ISBN: 9789155484125
272 Pages, Illustrated
$75.00 Paper original


This book is the result of a conference in Bangkok in January 2012 mainly financed by Vetenskapsrådet in Stockholm (426-2011-1299). In Bangkok, not only pre-colonial Buddhism among Tamils was discussed but also Buddhism during the colonial and post-colonial period, like the Buddhism of Pēriyar, of the Ambedkar movement inYālppāṇam (Jaffna) in the 1950s, and the expansion of siṃhala budusamayam (Siṃhala Buddhism) into areas of Tamil speakers. The field of Buddhist Studies—in Europe and the Americas—has largely ignored the traditions, activities, and cultural products of Tamil-speaking Buddhists in southern India, former pre-colonialTamilakam, present Tamilnāṭu, and Īlam (Sri Laṃkā). This conference, building on previous work done by the applicant, sought to expand the range of conversation from South Indian and Īlam specialists to scholars of southern Asian “Buddhisms” in Southeast Asia. So much of Tamil-speaking religious and literary culture—whether in India or Īlam —is linked in as yet little understood ways to the various regions of Southeast Asia, including Thailand (the site of the conference).

Based on prefigurations of Buddhism in Sanskrit and Pāli, representatives of Tamil culture, foremost of Tamil language and religion (Caivam), developed an indigenised form of Tamil Buddhism. In this volume it is called tamilppauttam (or Tamil Pauttam) in accordance with a tradition by scholars using Tamil. The concept of tamilppauttamis part of a rich indigenous Buddhist terminology that presentsan emic aspect of Buddhism among Tamils and is therefore elaborately brought out in this volume.

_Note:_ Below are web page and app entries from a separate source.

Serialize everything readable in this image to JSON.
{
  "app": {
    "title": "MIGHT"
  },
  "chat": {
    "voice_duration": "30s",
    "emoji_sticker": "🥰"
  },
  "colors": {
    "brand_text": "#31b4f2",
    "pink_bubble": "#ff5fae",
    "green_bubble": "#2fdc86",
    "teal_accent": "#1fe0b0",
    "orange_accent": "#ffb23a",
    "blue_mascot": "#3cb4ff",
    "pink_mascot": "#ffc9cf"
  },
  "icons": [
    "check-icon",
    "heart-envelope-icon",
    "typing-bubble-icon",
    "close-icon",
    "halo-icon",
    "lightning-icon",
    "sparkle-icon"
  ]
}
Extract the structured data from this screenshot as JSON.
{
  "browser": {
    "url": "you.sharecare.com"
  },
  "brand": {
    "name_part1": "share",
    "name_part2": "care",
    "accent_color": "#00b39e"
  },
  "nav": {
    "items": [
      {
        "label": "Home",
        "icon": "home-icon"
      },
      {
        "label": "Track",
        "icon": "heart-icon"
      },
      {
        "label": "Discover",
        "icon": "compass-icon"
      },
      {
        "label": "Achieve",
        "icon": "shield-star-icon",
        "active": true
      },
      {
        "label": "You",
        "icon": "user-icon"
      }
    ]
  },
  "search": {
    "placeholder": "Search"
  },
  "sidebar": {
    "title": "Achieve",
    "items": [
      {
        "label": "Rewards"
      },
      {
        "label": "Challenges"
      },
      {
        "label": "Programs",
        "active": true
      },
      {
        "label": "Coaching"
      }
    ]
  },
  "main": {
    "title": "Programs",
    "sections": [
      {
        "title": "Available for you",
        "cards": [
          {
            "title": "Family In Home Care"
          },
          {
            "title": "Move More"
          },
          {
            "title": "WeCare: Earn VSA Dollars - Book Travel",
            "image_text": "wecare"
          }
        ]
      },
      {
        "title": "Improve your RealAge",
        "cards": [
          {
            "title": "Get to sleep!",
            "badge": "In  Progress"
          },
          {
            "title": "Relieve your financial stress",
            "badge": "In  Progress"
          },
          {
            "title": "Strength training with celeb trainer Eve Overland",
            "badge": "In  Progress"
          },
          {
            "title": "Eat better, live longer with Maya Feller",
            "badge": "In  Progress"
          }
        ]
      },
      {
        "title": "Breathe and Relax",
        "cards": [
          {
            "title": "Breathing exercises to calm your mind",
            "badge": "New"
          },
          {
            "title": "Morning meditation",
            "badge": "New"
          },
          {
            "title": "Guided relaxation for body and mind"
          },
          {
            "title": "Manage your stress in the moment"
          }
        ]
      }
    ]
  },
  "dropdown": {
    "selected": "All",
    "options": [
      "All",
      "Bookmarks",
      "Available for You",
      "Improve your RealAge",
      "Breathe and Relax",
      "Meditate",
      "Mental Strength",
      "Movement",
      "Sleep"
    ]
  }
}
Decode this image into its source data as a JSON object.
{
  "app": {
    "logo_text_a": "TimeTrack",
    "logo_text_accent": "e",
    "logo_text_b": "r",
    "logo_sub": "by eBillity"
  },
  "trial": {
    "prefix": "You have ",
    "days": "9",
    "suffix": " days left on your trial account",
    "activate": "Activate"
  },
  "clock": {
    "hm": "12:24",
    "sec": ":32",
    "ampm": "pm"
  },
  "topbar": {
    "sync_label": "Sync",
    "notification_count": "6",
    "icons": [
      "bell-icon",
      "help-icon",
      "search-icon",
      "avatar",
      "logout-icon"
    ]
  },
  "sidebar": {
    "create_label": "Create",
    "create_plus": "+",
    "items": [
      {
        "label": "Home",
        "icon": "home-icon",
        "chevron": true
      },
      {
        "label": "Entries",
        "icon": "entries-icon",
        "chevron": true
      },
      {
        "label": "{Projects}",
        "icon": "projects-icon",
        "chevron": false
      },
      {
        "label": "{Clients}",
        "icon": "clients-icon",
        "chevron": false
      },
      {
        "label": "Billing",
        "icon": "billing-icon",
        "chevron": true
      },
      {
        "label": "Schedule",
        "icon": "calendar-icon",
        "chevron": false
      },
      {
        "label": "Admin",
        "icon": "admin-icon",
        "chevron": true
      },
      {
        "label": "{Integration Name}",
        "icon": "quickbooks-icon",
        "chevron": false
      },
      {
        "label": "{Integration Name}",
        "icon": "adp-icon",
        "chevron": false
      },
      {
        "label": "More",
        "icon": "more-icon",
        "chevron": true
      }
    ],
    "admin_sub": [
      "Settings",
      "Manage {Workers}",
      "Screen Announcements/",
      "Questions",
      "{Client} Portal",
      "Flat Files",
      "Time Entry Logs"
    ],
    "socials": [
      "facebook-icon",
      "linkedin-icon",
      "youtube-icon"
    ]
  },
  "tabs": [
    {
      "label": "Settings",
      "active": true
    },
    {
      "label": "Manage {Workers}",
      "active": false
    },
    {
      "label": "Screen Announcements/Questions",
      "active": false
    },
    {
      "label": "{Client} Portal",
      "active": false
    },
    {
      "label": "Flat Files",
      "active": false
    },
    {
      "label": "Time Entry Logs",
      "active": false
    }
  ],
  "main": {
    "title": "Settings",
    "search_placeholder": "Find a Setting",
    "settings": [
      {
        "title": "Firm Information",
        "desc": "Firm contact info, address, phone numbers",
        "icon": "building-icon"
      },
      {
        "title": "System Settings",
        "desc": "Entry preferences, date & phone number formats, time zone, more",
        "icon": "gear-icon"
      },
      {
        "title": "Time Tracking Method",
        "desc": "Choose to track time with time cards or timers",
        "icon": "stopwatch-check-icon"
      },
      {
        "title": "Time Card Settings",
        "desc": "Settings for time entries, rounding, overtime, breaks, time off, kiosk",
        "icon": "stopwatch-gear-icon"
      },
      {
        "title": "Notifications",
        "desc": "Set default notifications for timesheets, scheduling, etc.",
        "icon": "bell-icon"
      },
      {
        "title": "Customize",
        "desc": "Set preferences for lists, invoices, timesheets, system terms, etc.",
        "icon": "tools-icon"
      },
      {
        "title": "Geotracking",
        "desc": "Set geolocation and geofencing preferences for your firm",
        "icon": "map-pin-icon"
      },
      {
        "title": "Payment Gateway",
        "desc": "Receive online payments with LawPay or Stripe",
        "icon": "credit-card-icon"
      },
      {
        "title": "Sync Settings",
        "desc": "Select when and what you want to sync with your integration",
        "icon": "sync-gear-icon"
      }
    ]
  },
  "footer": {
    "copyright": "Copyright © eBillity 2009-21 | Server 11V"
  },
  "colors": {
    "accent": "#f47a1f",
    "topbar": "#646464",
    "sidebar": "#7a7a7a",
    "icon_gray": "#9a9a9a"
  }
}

In the history of the European study of South Asian Buddhism—stemming back to the mid-nineteenth century—the Tamil-speaking Buddhist communities of southern India and Īlam have been relatively under-studied, but provide an important link in dialogue and confrontation among the diverse Buddhist landscapes of greater India and the largely Theravāda communities of Īlam. In colonial and postcolonial times, Buddhism has been instrumentalised, as a liberating force from the caste system within the Tamil Dalit movement and also as a creative force of a new Buddhist identity in Īlam as alternative to Siṃhala Budu Samayam. The problem for Buddhists among Tamilsin Īlam today is that that their historical tradition is questioned by both Tamil Caivas (Shaivas) and Siṃhala Buddhists. Each conference paper contributed to a clearer understanding ofthe role of Tamil-speaking Buddhists in textual, literary and political cultures, as emissaries of Buddhism among Tamils in past and present. The goal of the conference was to foster critical inter-regional dialogue on topics concerning the transmission, cultures, and contactsamong various forms of southern Asian “Buddhisms”.